[Updated 3-27-20 @ 4:40 PM: President Trump has signed the CARES Act.]
By Justine Lara Konicki & Anne Corrigan
A historic $2 trillion stimulus package was signed by President Trump Friday after being passed by Congress. The bipartisan Coronavirus Aid, Relief, and Economic Security Act, also known as the CARES Act, is the largest aid package in American history. The bill includes a $349 billion relief program for small businesses, available through the Small Business Administration’s (SBA) existing §7(a) Paycheck Protection Program. Structured as forgivable loans, the program is designed to bridge employers through the shutdowns caused by COVID-19 coronavirus.
The loans will be available during the designated emergency period, running from February 15, 2020 through June 30, 2020, and are separate from the SBA’s Disaster Loans.
Here is a run-down on the things to know about the program:
- The program is open to employers, both for-profit businesses and non-profit organizations, with 500 employees or less. Some exceptions may apply under the SBA regulations for companies or non-profits with more than 500 employees.
- In addition, businesses in the “accommodations and food services” sector under the applicable “NAICS” Code (the North American Industry Classification System), with more than one location and not more than 500 employees per location, are eligible.
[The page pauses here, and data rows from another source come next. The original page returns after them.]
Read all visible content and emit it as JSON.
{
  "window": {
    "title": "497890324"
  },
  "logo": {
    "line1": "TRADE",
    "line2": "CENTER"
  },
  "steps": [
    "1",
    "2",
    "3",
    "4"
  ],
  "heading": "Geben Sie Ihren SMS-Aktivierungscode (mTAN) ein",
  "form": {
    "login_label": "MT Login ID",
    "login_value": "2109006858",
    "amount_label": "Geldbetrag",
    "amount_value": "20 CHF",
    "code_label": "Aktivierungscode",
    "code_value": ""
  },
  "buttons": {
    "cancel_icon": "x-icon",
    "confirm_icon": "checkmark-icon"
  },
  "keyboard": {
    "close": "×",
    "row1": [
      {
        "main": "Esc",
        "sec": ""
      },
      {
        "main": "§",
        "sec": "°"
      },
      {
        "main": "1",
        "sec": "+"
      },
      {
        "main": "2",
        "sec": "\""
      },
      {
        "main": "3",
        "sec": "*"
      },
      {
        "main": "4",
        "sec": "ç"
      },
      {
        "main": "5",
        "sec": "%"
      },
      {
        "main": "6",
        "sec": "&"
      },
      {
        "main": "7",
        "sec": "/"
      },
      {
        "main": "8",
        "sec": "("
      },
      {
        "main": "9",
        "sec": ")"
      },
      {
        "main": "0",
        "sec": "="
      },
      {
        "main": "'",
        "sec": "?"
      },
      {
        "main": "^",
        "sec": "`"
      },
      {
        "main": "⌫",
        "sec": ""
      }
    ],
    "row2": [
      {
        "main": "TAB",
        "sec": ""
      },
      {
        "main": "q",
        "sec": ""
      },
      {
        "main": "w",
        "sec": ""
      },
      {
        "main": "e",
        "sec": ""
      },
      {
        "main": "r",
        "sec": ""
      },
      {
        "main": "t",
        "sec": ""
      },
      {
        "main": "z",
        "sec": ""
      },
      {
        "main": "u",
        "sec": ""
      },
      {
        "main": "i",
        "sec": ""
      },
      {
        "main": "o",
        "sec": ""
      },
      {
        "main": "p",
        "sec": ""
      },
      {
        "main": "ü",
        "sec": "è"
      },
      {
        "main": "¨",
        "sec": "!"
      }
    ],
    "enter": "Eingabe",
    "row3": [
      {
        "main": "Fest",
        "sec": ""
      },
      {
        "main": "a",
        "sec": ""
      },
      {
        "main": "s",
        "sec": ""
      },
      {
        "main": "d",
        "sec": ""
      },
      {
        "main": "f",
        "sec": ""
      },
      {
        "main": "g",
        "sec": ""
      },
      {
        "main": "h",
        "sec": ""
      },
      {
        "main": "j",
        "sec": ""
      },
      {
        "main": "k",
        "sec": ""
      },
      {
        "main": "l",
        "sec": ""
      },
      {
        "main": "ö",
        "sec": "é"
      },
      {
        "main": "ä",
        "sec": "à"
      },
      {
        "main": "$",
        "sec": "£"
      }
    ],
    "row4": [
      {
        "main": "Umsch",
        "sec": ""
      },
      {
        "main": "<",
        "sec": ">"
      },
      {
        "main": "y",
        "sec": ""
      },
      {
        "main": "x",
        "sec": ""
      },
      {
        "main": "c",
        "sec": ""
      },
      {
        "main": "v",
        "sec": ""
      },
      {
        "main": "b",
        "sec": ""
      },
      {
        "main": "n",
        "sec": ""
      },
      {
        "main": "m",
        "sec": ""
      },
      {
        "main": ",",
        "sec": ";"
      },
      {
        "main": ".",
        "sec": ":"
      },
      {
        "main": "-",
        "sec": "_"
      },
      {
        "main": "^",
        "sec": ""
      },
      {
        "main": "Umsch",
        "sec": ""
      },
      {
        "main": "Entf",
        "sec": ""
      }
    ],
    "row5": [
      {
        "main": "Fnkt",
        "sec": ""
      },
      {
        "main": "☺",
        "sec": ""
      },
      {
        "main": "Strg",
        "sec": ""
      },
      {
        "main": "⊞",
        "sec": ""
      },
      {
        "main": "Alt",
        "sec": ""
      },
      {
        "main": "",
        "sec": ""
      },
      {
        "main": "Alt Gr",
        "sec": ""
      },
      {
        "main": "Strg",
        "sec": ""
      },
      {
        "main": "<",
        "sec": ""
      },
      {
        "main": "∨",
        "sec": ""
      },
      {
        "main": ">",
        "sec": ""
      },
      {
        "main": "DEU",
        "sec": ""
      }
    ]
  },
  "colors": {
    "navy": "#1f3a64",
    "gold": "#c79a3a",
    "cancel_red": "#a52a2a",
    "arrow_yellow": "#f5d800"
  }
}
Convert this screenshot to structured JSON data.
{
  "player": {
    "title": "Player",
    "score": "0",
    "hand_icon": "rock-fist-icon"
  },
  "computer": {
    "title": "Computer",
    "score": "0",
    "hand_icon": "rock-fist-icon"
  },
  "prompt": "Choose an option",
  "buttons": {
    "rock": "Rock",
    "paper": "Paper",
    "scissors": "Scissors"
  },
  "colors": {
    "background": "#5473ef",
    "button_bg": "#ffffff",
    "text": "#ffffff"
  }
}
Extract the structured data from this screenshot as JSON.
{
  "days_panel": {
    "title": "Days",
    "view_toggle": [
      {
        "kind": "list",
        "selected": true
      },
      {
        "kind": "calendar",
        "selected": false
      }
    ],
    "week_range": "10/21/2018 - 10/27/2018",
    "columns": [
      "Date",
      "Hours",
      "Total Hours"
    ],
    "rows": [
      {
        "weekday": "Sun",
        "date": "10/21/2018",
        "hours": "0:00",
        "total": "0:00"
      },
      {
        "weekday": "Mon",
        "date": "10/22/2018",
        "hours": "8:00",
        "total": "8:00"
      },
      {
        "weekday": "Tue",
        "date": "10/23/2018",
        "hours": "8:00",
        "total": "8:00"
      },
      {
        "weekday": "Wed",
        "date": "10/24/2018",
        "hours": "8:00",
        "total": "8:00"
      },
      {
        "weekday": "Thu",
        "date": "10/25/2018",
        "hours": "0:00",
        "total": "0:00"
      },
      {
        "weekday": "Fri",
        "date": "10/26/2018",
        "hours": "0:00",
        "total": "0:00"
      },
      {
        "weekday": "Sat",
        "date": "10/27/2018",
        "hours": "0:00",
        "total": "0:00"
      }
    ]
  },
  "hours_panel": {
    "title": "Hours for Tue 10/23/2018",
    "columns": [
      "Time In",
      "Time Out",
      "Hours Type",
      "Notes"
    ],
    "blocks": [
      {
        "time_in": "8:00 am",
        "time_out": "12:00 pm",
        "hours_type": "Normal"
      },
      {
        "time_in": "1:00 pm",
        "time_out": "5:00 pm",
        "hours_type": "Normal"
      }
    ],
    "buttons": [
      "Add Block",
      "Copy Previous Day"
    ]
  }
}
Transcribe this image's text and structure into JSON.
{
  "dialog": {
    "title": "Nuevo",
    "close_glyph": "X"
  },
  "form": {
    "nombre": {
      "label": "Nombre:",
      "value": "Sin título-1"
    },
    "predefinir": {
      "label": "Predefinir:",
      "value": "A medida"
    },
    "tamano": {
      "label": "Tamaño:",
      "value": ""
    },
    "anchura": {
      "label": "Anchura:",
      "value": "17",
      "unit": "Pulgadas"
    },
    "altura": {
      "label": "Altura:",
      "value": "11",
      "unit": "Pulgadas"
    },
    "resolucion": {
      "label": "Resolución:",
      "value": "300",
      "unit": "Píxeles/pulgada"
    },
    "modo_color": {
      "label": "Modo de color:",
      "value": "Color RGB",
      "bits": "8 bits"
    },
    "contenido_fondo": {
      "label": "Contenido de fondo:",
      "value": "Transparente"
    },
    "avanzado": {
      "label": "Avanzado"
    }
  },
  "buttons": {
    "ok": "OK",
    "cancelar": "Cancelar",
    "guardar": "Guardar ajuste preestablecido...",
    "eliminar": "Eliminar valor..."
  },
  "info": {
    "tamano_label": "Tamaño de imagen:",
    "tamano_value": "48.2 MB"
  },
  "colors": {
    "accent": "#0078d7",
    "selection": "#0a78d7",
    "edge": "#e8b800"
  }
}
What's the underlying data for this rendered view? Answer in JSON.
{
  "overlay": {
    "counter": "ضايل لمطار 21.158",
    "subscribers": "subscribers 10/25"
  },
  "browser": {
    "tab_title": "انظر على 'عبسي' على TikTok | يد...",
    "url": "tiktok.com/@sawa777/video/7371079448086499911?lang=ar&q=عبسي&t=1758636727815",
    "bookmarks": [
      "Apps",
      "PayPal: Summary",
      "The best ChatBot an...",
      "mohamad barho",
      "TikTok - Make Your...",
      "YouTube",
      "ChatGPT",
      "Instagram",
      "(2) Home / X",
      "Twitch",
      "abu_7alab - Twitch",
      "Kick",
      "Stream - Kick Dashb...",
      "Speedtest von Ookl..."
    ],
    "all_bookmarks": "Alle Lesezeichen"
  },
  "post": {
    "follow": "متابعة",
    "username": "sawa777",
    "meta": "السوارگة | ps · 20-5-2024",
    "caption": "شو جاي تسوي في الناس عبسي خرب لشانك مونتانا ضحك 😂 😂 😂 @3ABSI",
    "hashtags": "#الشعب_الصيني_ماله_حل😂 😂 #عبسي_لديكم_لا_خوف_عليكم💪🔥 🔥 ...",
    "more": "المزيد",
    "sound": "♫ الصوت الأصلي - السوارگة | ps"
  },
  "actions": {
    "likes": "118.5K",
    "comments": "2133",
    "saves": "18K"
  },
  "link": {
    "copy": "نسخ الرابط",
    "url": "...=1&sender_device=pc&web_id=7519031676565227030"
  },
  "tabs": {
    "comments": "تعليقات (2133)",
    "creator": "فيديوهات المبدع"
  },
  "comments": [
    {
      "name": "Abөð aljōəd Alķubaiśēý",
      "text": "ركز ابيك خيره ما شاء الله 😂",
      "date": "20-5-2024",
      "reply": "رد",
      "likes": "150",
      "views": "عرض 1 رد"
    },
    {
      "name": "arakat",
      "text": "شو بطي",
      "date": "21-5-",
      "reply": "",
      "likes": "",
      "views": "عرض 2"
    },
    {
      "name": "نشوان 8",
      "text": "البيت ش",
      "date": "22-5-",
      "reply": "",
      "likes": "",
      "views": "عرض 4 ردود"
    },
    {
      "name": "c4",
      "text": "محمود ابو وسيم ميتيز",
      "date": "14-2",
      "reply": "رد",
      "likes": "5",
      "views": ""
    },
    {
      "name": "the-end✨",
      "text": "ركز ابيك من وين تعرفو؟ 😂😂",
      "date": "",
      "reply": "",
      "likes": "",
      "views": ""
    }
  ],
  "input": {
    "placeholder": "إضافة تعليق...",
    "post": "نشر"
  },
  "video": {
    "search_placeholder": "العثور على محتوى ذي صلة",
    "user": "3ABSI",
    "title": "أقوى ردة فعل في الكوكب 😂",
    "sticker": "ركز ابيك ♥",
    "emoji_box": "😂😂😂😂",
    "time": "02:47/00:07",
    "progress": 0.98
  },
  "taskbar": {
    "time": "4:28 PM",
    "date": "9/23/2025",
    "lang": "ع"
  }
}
For example, a small retail or restaurant chain with 800 employees over 30 locations may also be eligible for relief.
- Borrowers will need to have been in business as of February 15, 2020 to be eligible for a loan.
What Loan Terms Are Offered?
- Maximum of $10,000,000 is available per borrower, but the amount of the loan depends on the payroll of each borrower.
- Specifically, the amount available is equal to two and a half months of payroll, including health care premiums, up to the maximum cap and up to $100,000 in wages (loans used to cover salaries of over $100,000 would not qualify for forgiveness, as detailed below).
- The amount of the loan is based on the average total payroll costs the company had the year before the loan is made.
- Usual creditworthiness standards found in a typical §7(a) loan have been relaxed under the bill.
- Similarly, unlike other SBA loans, personal guarantees or a pledge of collateral or assets are specifically waived.
- Interest on the loans is capped at 4% and borrowers can defer payments (principal, interest and fees) for a period of not less than six months and not more than one year.
- There are no SBA fees to apply for the loan and no prepayment penalty for any payment made on the loan.
- However, a borrower will need to use the money for covered purposes within two months of receiving the loan in order to be eligible for loan forgiveness, as detailed below.
How Can Qualified Borrowers Apply?
- Once the program is operational, borrowers should apply for the loans through their bank.
- The Treasury Secretary has announced that all FDIC insured financial institutions will be able participate in the loan program, expanding the pool of eligible lenders from currently approved SBA lenders to virtually every bank in America.
What Paperwork Is Needed to Apply?
- The bill waives most of the SBA’s usual initial paperwork requirements, with the goal of getting money to the employers affected by COVID-19 fast.
- Borrowers will be required to make a good faith certification that: (i) the uncertainty of current economic conditions make the loan necessary for ongoing operations; (ii) the funds will be used to retain workers and maintain payroll or make mortgage interest, lease and utility payments; (iii) there is not a second loan application pending for the same purpose and duplicative of amounts applied for or received; and (iv) for the period of February 15, 2020 through December 31, 2020, the borrower has not already received funds under the program.
- Paperwork will come at the end, when the borrower applies for debt forgiveness. At that point, the borrower will need to prove that they needed the loans when they were applied for and that the borrower used the funds as intended by the program.
When Will Borrowers Receive Funds?
- During a press conference on March 25, 2020, Treasury Secretary Steven Mnuchin indicated that the program should be up and running by the end of next week (April 3, 2020) and that borrowers could expect to receive funds the same day that applications are submitted.
Do You Have to Repay the Loan or Is It Forgivable?
- The principal amount of the loan is forgivable if the borrower, within an eight week period that begins on the date the loan is originated spends the loan money on: payroll, interest on mortgage debt, rent and/or utilities.
- However, if a borrower lays off workers or reduces their pay, then the amount of the loan that is forgivable is reduced proportionately to the reduction in work force and pay.
- The bill does include an exemption for rehires. If a company, not later than June 30, 2020, rehires the employees laid off and restores any pay reduction, then the loan shall still be forgivable as if the lay off or pay cuts had not happened.
- While forgiven debt is usually treated as income for tax purposes, here that rule will not apply. The forgiven debt will not be taxable as income for federal income tax purposes. This ensures that businesses are not bearing a heavy tax burden next year as a result of this crisis.
If you have any questions or would like to discuss further, please reach out to Justine Lara Konicki at email@example.com or 216.736.7211 or Anne Corrigan at firstname.lastname@example.org or 216.736.7227.